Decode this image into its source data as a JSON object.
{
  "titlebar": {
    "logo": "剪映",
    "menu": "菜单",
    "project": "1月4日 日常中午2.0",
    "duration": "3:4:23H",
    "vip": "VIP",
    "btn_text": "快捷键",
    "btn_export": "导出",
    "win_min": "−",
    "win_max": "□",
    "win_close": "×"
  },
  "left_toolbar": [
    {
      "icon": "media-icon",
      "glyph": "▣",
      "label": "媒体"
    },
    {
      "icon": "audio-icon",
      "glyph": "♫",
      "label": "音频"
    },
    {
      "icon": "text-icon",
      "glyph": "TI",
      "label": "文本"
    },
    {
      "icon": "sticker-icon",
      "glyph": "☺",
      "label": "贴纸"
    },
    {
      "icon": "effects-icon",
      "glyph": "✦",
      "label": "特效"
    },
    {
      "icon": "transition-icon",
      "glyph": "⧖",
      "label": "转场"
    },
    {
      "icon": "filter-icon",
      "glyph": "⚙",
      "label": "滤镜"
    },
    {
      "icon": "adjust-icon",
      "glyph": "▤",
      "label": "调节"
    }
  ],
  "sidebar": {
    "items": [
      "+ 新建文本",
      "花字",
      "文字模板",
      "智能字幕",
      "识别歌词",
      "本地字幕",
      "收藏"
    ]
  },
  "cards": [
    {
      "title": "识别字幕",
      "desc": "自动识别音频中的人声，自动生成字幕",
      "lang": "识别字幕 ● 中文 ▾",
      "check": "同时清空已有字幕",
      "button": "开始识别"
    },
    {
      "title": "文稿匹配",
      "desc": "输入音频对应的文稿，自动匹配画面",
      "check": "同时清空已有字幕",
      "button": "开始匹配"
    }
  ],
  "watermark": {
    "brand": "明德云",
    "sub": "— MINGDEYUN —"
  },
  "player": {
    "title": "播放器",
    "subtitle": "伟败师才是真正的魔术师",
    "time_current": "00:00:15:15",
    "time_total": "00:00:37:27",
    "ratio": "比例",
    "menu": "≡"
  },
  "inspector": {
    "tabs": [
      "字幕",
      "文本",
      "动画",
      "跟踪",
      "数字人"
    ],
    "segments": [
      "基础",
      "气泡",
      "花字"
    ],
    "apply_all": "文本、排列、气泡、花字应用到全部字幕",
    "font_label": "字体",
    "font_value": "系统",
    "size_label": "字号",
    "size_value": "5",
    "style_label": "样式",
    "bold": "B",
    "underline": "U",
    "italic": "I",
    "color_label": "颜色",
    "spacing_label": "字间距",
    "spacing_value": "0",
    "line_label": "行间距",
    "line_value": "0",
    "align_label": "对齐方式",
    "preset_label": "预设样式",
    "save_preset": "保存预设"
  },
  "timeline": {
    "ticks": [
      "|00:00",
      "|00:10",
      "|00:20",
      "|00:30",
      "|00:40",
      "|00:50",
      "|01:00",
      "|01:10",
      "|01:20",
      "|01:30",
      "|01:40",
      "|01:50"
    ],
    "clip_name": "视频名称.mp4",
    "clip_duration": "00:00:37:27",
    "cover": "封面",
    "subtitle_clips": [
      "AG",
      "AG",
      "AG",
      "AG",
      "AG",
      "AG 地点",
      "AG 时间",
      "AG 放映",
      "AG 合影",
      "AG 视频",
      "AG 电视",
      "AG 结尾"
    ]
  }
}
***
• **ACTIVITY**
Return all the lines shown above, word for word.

• **TASK RESPONSE**
Decode this image into its source data as a JSON object.
{
  "titlebar": {
    "logo": "剪映",
    "menu": "菜单",
    "project": "1月4日 日常中午2.0",
    "duration": "3:4:23H",
    "vip": "VIP",
    "btn_text": "快捷键",
    "btn_export": "导出",
    "win_min": "−",
    "win_max": "□",
    "win_close": "×"
  },
  "left_toolbar": [
    {
      "icon": "media-icon",
      "glyph": "▣",
      "label": "媒体"
    },
    {
      "icon": "audio-icon",
      "glyph": "♫",
      "label": "音频"
    },
    {
      "icon": "text-icon",
      "glyph": "TI",
      "label": "文本"
    },
    {
      "icon": "sticker-icon",
      "glyph": "☺",
      "label": "贴纸"
    },
    {
      "icon": "effects-icon",
      "glyph": "✦",
      "label": "特效"
    },
    {
      "icon": "transition-icon",
      "glyph": "⧖",
      "label": "转场"
    },
    {
      "icon": "filter-icon",
      "glyph": "⚙",
      "label": "滤镜"
    },
    {
      "icon": "adjust-icon",
      "glyph": "▤",
      "label": "调节"
    }
  ],
  "sidebar": {
    "items": [
      "+ 新建文本",
      "花字",
      "文字模板",
      "智能字幕",
      "识别歌词",
      "本地字幕",
      "收藏"
    ]
  },
  "cards": [
    {
      "title": "识别字幕",
      "desc": "自动识别音频中的人声，自动生成字幕",
      "lang": "识别字幕 ● 中文 ▾",
      "check": "同时清空已有字幕",
      "button": "开始识别"
    },
    {
      "title": "文稿匹配",
      "desc": "输入音频对应的文稿，自动匹配画面",
      "check": "同时清空已有字幕",
      "button": "开始匹配"
    }
  ],
  "watermark": {
    "brand": "明德云",
    "sub": "— MINGDEYUN —"
  },
  "player": {
    "title": "播放器",
    "subtitle": "伟败师才是真正的魔术师",
    "time_current": "00:00:15:15",
    "time_total": "00:00:37:27",
    "ratio": "比例",
    "menu": "≡"
  },
  "inspector": {
    "tabs": [
      "字幕",
      "文本",
      "动画",
      "跟踪",
      "数字人"
    ],
    "segments": [
      "基础",
      "气泡",
      "花字"
    ],
    "apply_all": "文本、排列、气泡、花字应用到全部字幕",
    "font_label": "字体",
    "font_value": "系统",
    "size_label": "字号",
    "size_value": "5",
    "style_label": "样式",
    "bold": "B",
    "underline": "U",
    "italic": "I",
    "color_label": "颜色",
    "spacing_label": "字间距",
    "spacing_value": "0",
    "line_label": "行间距",
    "line_value": "0",
    "align_label": "对齐方式",
    "preset_label": "预设样式",
    "save_preset": "保存预设"
  },
  "timeline": {
    "ticks": [
      "|00:00",
      "|00:10",
      "|00:20",
      "|00:30",
      "|00:40",
      "|00:50",
      "|01:00",
      "|01:10",
      "|01:20",
      "|01:30",
      "|01:40",
      "|01:50"
    ],
    "clip_name": "视频名称.mp4",
    "clip_duration": "00:00:37:27",
    "cover": "封面",
    "subtitle_clips": [
      "AG",
      "AG",
      "AG",
      "AG",
      "AG",
      "AG 地点",
      "AG 时间",
      "AG 放映",
      "AG 合影",
      "AG 视频",
      "AG 电视",
      "AG 结尾"
    ]
  }
}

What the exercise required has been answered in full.